**YOUR GOAL:**
Your copy of the lines below must match them exactly and contain no images.

**EXERCISE DATA:**
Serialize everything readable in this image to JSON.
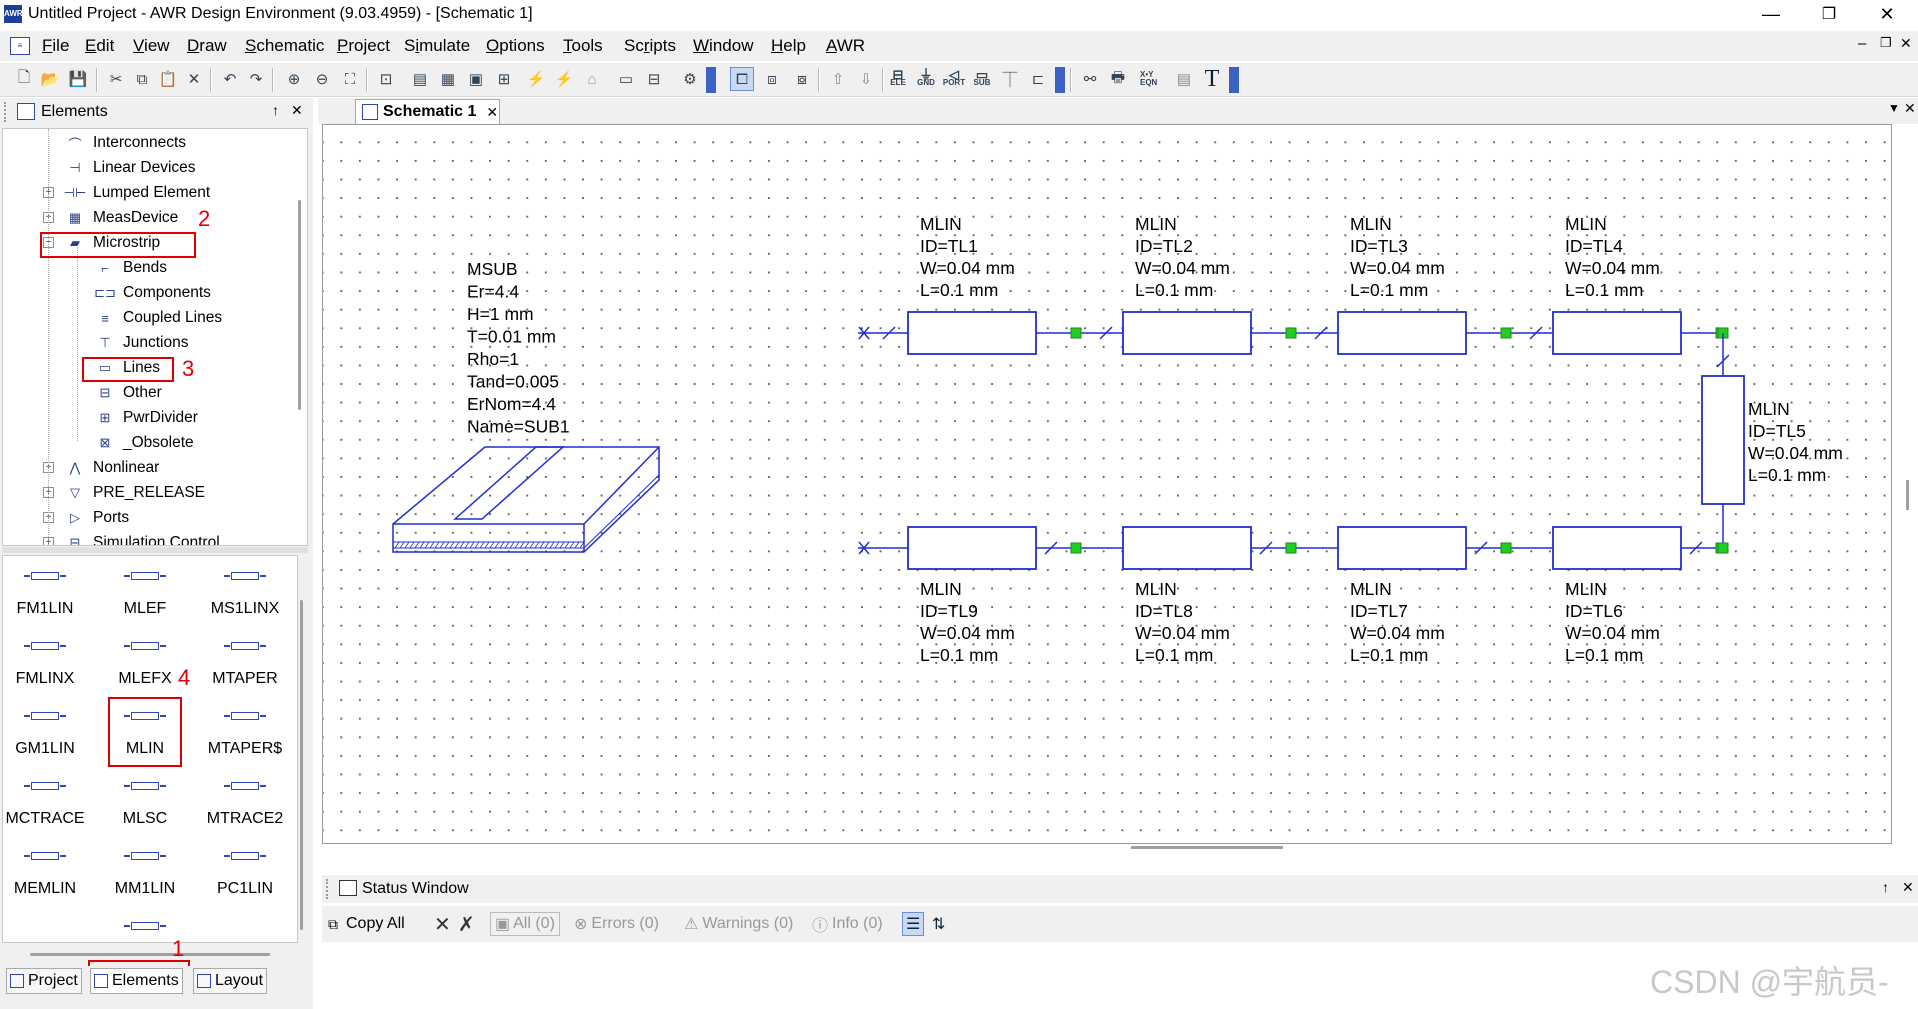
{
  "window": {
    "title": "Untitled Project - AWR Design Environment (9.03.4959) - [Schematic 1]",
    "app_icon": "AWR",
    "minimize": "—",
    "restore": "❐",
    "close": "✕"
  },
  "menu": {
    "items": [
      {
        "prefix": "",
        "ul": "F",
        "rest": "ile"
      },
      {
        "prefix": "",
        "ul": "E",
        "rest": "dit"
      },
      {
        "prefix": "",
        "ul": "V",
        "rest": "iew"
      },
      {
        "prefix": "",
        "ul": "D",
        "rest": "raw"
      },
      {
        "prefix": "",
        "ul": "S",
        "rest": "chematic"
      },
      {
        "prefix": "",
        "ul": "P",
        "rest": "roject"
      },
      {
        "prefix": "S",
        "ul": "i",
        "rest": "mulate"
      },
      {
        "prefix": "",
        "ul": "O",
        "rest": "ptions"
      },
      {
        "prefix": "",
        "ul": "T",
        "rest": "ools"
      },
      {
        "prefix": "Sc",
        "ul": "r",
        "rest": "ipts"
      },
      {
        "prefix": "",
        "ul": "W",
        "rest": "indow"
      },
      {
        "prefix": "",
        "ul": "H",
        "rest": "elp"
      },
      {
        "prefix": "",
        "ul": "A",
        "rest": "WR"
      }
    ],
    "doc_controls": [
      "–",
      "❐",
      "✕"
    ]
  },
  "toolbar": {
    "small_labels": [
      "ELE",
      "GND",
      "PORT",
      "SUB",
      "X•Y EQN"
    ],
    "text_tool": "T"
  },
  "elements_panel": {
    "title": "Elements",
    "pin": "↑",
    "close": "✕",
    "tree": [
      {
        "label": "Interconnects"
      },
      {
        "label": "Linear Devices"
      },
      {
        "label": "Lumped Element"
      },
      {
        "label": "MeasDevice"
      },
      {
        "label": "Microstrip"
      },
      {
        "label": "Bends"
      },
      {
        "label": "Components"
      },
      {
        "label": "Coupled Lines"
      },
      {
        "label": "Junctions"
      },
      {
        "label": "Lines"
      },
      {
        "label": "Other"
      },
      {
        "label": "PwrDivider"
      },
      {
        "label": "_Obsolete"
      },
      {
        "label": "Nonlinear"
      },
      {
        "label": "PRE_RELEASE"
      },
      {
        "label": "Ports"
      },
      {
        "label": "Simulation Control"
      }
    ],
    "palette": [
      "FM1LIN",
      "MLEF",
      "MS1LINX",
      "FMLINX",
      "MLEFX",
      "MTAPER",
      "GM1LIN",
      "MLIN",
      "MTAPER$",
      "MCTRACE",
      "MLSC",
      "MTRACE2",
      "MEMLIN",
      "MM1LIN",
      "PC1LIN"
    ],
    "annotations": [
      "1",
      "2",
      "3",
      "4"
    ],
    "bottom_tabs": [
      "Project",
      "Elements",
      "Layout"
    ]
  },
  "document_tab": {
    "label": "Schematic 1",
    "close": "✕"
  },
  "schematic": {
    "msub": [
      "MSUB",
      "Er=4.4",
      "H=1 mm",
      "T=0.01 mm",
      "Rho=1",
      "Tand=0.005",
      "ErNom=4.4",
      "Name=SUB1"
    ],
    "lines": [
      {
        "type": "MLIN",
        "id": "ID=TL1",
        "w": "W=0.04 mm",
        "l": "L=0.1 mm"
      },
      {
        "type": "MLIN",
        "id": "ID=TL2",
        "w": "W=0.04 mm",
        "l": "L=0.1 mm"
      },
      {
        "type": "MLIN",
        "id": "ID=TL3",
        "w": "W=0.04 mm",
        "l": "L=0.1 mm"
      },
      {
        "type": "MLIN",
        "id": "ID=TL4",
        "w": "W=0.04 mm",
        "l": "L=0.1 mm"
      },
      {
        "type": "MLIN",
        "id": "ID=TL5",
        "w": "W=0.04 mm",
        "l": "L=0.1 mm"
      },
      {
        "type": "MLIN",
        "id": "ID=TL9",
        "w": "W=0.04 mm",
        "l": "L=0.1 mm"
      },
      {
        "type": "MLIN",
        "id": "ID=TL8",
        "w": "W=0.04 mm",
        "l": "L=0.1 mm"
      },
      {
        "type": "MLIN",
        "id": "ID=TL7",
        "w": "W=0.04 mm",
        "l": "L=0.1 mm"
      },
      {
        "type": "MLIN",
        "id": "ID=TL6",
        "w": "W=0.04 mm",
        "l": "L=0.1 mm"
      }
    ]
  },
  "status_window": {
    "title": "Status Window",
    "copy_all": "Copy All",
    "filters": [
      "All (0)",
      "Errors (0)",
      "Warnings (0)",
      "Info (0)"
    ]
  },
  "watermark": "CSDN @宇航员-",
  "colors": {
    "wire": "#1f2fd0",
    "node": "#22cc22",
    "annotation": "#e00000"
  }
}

**ANSWER AREA:**
Serialize everything readable in this image to JSON.
{
  "window": {
    "title": "Untitled Project - AWR Design Environment (9.03.4959) - [Schematic 1]",
    "app_icon": "AWR",
    "minimize": "—",
    "restore": "❐",
    "close": "✕"
  },
  "menu": {
    "items": [
      {
        "prefix": "",
        "ul": "F",
        "rest": "ile"
      },
      {
        "prefix": "",
        "ul": "E",
        "rest": "dit"
      },
      {
        "prefix": "",
        "ul": "V",
        "rest": "iew"
      },
      {
        "prefix": "",
        "ul": "D",
        "rest": "raw"
      },
      {
        "prefix": "",
        "ul": "S",
        "rest": "chematic"
      },
      {
        "prefix": "",
        "ul": "P",
        "rest": "roject"
      },
      {
        "prefix": "S",
        "ul": "i",
        "rest": "mulate"
      },
      {
        "prefix": "",
        "ul": "O",
        "rest": "ptions"
      },
      {
        "prefix": "",
        "ul": "T",
        "rest": "ools"
      },
      {
        "prefix": "Sc",
        "ul": "r",
        "rest": "ipts"
      },
      {
        "prefix": "",
        "ul": "W",
        "rest": "indow"
      },
      {
        "prefix": "",
        "ul": "H",
        "rest": "elp"
      },
      {
        "prefix": "",
        "ul": "A",
        "rest": "WR"
      }
    ],
    "doc_controls": [
      "–",
      "❐",
      "✕"
    ]
  },
  "toolbar": {
    "small_labels": [
      "ELE",
      "GND",
      "PORT",
      "SUB",
      "X•Y EQN"
    ],
    "text_tool": "T"
  },
  "elements_panel": {
    "title": "Elements",
    "pin": "↑",
    "close": "✕",
    "tree": [
      {
        "label": "Interconnects"
      },
      {
        "label": "Linear Devices"
      },
      {
        "label": "Lumped Element"
      },
      {
        "label": "MeasDevice"
      },
      {
        "label": "Microstrip"
      },
      {
        "label": "Bends"
      },
      {
        "label": "Components"
      },
      {
        "label": "Coupled Lines"
      },
      {
        "label": "Junctions"
      },
      {
        "label": "Lines"
      },
      {
        "label": "Other"
      },
      {
        "label": "PwrDivider"
      },
      {
        "label": "_Obsolete"
      },
      {
        "label": "Nonlinear"
      },
      {
        "label": "PRE_RELEASE"
      },
      {
        "label": "Ports"
      },
      {
        "label": "Simulation Control"
      }
    ],
    "palette": [
      "FM1LIN",
      "MLEF",
      "MS1LINX",
      "FMLINX",
      "MLEFX",
      "MTAPER",
      "GM1LIN",
      "MLIN",
      "MTAPER$",
      "MCTRACE",
      "MLSC",
      "MTRACE2",
      "MEMLIN",
      "MM1LIN",
      "PC1LIN"
    ],
    "annotations": [
      "1",
      "2",
      "3",
      "4"
    ],
    "bottom_tabs": [
      "Project",
      "Elements",
      "Layout"
    ]
  },
  "document_tab": {
    "label": "Schematic 1",
    "close": "✕"
  },
  "schematic": {
    "msub": [
      "MSUB",
      "Er=4.4",
      "H=1 mm",
      "T=0.01 mm",
      "Rho=1",
      "Tand=0.005",
      "ErNom=4.4",
      "Name=SUB1"
    ],
    "lines": [
      {
        "type": "MLIN",
        "id": "ID=TL1",
        "w": "W=0.04 mm",
        "l": "L=0.1 mm"
      },
      {
        "type": "MLIN",
        "id": "ID=TL2",
        "w": "W=0.04 mm",
        "l": "L=0.1 mm"
      },
      {
        "type": "MLIN",
        "id": "ID=TL3",
        "w": "W=0.04 mm",
        "l": "L=0.1 mm"
      },
      {
        "type": "MLIN",
        "id": "ID=TL4",
        "w": "W=0.04 mm",
        "l": "L=0.1 mm"
      },
      {
        "type": "MLIN",
        "id": "ID=TL5",
        "w": "W=0.04 mm",
        "l": "L=0.1 mm"
      },
      {
        "type": "MLIN",
        "id": "ID=TL9",
        "w": "W=0.04 mm",
        "l": "L=0.1 mm"
      },
      {
        "type": "MLIN",
        "id": "ID=TL8",
        "w": "W=0.04 mm",
        "l": "L=0.1 mm"
      },
      {
        "type": "MLIN",
        "id": "ID=TL7",
        "w": "W=0.04 mm",
        "l": "L=0.1 mm"
      },
      {
        "type": "MLIN",
        "id": "ID=TL6",
        "w": "W=0.04 mm",
        "l": "L=0.1 mm"
      }
    ]
  },
  "status_window": {
    "title": "Status Window",
    "copy_all": "Copy All",
    "filters": [
      "All (0)",
      "Errors (0)",
      "Warnings (0)",
      "Info (0)"
    ]
  },
  "watermark": "CSDN @宇航员-",
  "colors": {
    "wire": "#1f2fd0",
    "node": "#22cc22",
    "annotation": "#e00000"
  }
}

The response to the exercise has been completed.